PROBLEM TO WORK ON >>
Among the entries below, find the lines that hold the word "icon" and report them.

RECORD EXCERPTS >>

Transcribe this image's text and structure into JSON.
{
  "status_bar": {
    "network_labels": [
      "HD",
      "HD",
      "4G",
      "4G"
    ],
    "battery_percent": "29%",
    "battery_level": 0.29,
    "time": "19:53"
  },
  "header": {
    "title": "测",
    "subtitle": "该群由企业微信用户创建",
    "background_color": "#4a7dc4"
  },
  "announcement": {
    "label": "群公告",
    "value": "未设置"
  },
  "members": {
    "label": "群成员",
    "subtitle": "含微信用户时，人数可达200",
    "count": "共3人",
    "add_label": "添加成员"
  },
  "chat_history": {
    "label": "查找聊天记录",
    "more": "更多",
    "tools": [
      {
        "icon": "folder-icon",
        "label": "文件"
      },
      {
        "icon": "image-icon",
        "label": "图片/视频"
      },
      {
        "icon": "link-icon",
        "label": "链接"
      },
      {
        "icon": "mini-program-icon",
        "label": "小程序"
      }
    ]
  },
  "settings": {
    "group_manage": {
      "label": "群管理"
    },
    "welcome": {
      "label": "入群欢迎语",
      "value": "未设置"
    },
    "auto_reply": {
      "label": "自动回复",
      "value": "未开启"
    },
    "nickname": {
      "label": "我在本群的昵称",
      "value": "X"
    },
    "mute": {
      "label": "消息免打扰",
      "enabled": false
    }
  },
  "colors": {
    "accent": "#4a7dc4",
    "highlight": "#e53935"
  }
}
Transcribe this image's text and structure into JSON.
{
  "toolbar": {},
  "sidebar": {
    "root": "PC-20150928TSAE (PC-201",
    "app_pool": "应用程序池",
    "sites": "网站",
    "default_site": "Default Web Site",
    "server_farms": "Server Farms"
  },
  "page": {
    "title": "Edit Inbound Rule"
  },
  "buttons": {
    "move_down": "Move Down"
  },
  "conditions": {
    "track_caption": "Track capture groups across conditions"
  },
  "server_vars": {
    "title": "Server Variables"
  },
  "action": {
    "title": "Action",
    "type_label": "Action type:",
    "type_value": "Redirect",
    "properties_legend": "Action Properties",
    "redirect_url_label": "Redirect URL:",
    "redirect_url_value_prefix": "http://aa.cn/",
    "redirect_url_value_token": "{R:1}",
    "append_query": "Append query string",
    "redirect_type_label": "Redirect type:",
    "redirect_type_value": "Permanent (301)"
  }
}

SOLUTION TO THIS PROBLEM >>
        "icon": "folder-icon",
        "icon": "image-icon",
        "icon": "link-icon",
        "icon": "mini-program-icon",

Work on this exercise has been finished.